Comfreys contain livertoxic pyrrolizidine alkaloids. Read more here. -Henriette
A COMMON wild plant, of great virtue; it is frequent by ditch sides; it grows a foot and half high: the leaves are large, long, not very broad, rough to the touch, and of a deep disagreeable green: the stalks are green, thick, angulated, and upright. The flowers grow along the tops of the branches, and are white, sometimes reddish, not very large, and hang often downwards. The root is thick, black, and irregular; when broken it is found to be white within, and full of a slimy juice. This root is the part used, and it is best fresh, but it may be beat up into a conserve, with three times its weight of sugar. It is a remedy for that terrible disease the whites.
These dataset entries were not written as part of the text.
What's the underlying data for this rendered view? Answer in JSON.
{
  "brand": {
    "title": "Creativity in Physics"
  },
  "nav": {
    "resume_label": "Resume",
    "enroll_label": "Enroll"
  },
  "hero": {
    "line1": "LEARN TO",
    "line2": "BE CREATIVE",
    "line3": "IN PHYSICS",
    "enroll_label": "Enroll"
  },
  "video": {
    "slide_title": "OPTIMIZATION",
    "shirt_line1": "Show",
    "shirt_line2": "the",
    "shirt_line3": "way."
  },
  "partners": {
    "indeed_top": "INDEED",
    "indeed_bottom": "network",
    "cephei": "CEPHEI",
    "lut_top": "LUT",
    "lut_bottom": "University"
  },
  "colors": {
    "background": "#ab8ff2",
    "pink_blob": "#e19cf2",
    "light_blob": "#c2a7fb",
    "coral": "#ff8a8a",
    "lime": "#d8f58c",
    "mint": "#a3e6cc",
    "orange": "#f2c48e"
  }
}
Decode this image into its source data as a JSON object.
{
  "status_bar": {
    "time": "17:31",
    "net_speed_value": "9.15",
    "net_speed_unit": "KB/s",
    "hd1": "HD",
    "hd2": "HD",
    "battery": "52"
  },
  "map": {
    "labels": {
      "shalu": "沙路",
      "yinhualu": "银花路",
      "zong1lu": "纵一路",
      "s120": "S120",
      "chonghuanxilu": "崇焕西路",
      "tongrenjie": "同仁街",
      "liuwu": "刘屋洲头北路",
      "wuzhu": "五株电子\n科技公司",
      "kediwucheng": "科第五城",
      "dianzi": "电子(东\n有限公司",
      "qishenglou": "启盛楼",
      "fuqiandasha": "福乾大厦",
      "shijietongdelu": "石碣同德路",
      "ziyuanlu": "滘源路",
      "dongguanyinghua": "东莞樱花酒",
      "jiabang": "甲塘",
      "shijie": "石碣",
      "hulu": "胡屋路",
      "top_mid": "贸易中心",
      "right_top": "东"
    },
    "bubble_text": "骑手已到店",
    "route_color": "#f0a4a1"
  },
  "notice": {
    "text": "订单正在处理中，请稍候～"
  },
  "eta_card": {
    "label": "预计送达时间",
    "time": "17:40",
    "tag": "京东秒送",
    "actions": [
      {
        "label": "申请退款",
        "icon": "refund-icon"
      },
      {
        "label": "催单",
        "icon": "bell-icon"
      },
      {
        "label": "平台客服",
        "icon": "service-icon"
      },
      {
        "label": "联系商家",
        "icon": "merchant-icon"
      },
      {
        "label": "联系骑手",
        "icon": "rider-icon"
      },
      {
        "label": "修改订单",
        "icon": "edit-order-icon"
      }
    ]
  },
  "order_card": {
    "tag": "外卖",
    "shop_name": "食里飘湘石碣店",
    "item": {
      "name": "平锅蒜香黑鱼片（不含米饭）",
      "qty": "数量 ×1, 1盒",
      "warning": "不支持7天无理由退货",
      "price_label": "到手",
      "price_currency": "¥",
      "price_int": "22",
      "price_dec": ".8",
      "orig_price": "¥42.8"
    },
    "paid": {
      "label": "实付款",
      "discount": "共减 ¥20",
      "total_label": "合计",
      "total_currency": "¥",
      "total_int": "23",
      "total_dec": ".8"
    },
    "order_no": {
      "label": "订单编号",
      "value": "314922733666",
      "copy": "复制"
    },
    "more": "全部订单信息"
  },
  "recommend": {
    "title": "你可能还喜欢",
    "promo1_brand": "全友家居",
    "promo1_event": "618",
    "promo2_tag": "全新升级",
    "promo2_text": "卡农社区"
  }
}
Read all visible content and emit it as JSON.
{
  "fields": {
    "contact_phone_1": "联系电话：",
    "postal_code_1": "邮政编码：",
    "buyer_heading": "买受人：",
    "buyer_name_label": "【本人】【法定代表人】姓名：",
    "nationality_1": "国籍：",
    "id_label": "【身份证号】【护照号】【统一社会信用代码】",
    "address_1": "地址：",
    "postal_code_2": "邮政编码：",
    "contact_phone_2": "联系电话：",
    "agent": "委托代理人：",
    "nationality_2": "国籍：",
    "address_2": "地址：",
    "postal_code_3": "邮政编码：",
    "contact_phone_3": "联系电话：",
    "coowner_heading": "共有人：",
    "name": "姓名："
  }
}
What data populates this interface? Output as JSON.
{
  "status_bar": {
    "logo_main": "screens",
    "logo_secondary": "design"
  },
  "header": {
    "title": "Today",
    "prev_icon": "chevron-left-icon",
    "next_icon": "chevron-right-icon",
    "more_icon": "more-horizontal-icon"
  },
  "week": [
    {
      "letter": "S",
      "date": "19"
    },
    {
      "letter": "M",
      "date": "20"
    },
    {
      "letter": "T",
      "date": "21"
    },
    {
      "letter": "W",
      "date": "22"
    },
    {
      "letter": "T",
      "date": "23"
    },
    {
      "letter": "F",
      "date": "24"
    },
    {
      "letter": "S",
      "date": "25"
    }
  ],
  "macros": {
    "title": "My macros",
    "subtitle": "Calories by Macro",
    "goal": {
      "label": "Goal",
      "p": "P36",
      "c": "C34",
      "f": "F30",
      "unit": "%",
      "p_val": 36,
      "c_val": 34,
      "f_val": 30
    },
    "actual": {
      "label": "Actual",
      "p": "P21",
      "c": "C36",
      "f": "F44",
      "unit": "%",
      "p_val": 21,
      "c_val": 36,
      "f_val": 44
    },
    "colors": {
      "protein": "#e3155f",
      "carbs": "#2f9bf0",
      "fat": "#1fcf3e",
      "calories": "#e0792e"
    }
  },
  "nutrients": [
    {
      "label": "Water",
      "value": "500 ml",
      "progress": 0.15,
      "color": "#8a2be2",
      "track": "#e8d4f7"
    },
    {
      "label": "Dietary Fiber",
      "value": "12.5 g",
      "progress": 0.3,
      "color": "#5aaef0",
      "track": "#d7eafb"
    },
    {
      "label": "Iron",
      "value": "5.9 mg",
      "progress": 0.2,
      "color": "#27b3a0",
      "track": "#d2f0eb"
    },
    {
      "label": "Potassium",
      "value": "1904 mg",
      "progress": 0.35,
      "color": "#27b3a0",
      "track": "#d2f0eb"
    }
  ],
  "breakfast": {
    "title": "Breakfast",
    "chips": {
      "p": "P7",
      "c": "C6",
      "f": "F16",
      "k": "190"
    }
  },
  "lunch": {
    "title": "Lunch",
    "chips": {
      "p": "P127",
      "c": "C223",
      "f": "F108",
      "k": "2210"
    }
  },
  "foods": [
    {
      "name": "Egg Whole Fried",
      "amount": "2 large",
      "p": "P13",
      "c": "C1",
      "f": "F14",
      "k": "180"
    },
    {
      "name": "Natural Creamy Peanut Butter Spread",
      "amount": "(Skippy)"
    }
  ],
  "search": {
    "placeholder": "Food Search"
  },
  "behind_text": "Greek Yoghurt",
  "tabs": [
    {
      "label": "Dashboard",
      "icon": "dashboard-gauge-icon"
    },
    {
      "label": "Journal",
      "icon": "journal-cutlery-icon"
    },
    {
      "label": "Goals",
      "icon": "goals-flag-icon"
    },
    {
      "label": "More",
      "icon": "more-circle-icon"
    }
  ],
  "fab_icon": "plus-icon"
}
It is also good against spitting of blood, bloody fluxes, and purgings, and for inward bruises.
The Family Herbal, 1812, was written by John Hill.